What follows is a look at four close Senate races that may well determine the legislative agenda and frame the national debate for the next two years. The poll numbers provided are courtesy of Slate.com.

After 12 years of a Republican-controlled Congress, Tuesday could be the day the pendulum swings back in the other direction. If nothing else, we will learn a lot about where the country is headed in the years to come.

Tennessee Senate Race: Republican Bob Corker (47.4 percent) vs. Democrat Harold Ford (46.8 percent)

Of all the vulnerable seats currently held by Republicans, this one, currently occupied by Senate Majority Leader Bill Frist, might be the one they can least afford to lose. Tennessee is a staunchly conservative state and Republicans have held both of its Senate seats since 1994.

Ford would be the first black senator to serve in the south since Reconstruction.

Ford has run a very conservative campaign, sometimes standing to the right of Corker.

While a liberal candidate would not have much of a chance in Tennessee, some Democrats are alienated by his positions, such as his support for the Military Commission Act of 2006.

While Ford's success thus far has the GOP worried, they remain more optimistic about their chances here than in other states. A senior White House official told Time Magazine "we are going to lose Pennsylvania, Ohio and Rhode Island . Tennessee, I think we hold."

Virginia Senate Race: Republican incumbent George Allen (46.4 percent) vs. Democrat James Webb (47.6 percent).

If the GOP holds onto this seat, it will be in spite of Allen, not because of him. Way ahead in the polls just a few months ago, Allen has had several epic blunders which have not only put his seat in jeopardy, but have all but killed his aspirations for the presidency in 2008.

At a rally in August, Allen called S.R. Sidarth, a 20-year-old Webb campaign volunteer of Indian decent, "macaca," a word that literally means monkey and is considered a racial slur.

Other publications have also linked Allen to controversy, including his history with the confederate flag. Ryan Lizza of The New Republic wrote that Allen has "expressed his enthusiastic approval of the emblem from approximately 1967 to 2000." And The Nation published a picture of Allen posing with leaders of the Council of Conservative Citizens, one of the largest segregationist groups in the country.

Webb, a former Republican who was Secretary of the Navy under Ronald Reagan, has capitalized on the controversy, climbing more than 14 percent in the polls since the macaca comment. Despite all of this, Allen is at least even money to retain his seat.

New Jersey Senate Race: Democrat incumbent Robert Menendez (48 percent) vs. Republican Thomas Kean Jr. (43.2 percent)

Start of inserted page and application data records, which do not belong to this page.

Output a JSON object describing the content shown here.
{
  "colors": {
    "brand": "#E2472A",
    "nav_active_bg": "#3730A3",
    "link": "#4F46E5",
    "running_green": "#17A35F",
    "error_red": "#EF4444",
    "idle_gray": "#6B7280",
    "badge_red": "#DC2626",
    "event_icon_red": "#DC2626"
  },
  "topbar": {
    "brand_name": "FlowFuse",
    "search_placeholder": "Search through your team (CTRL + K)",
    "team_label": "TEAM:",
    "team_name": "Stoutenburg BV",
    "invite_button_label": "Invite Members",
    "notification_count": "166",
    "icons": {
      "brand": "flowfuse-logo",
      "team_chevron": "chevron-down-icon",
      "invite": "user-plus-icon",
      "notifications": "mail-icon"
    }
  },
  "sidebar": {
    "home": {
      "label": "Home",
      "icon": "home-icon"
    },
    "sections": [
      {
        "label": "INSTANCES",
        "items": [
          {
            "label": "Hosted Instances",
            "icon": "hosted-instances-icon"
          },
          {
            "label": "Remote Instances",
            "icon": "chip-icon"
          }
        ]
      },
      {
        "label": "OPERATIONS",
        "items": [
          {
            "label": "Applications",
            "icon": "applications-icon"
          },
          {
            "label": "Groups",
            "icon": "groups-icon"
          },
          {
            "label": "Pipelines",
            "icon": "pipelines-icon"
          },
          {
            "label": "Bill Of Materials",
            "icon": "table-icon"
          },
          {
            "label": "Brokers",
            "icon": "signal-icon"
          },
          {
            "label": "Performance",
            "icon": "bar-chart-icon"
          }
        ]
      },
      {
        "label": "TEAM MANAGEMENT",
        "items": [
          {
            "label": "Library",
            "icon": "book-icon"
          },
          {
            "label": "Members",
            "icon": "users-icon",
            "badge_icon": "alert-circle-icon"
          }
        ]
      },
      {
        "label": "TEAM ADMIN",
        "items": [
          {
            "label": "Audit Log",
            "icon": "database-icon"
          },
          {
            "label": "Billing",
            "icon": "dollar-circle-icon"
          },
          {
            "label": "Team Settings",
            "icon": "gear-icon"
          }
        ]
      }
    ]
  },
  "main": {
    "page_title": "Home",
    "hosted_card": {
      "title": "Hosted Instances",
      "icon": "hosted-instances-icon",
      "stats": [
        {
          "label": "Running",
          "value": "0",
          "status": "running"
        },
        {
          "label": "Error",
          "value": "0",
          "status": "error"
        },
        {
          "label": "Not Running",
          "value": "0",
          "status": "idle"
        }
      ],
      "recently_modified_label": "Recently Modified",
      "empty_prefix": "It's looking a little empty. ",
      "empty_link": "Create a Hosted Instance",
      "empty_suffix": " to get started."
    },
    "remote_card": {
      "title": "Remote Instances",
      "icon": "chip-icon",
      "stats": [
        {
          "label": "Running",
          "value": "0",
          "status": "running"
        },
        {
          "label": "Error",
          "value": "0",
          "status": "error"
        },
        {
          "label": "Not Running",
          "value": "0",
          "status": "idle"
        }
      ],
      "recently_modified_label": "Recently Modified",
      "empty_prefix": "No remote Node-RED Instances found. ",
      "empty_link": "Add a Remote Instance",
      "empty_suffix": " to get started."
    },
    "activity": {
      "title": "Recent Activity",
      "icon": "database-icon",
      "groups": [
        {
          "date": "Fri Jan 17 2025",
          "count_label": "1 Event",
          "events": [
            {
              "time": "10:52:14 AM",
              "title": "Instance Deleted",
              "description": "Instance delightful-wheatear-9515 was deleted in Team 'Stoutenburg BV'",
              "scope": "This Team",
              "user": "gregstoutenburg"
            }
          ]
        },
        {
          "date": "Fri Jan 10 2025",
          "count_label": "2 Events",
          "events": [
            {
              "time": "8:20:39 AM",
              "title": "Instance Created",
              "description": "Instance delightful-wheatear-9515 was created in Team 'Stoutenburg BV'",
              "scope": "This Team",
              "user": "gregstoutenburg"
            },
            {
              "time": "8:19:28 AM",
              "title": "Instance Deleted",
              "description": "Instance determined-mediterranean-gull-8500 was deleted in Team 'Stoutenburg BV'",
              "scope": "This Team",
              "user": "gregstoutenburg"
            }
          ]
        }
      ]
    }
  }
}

Republicans on Capitol Hill don't have much to be optimistic about going into this election. Most analysts predict that the Democrats will take at least one chamber of Congress, as seats that were thought to be safely red months ago are now up for grabs.

However, the Senate race in New Jersey between incumbent Robert Menendez and challenger Thomas Kean Jr. is providing a glimmer of hope for the GOP. With a clean-cut reputation and a wildly popular father, former New Jersey Governor Tom Kean, polls show the Republican has a strong chance of taking the seat.

Menendez's slight lead in most polls, despite questions over his ethical decisions in some past business deals, led The New Republic to wonder in an Oct. 20 article exactly how blue New Jersey had really become.

Rhode Island Senate Race: Republican incumbent Lincoln Chafee (39.8 percent) vs. Democrat Sheldon Whitehouse (48.8 percent)

With all the coverage of Joe Leiberman's defeat in the Connecticut Democratic primary, Republican Sen. Lincoln Chafee's troubles in Rhode Island have been somewhat overshadowed. The only GOP senator to vote against giving the Bush administration authority to use force in Iraq, Chafee's independence streak has gained him respect on both sides of the aisle.

But in blue Rhode Island, where anti-Republican sentiment is running high, Chafee is being dragged down with his party. Despite emphasizing his criticism of his fellow republicans in the campaign, the incumbent can't run from the fact that there remains an "R" next to his name.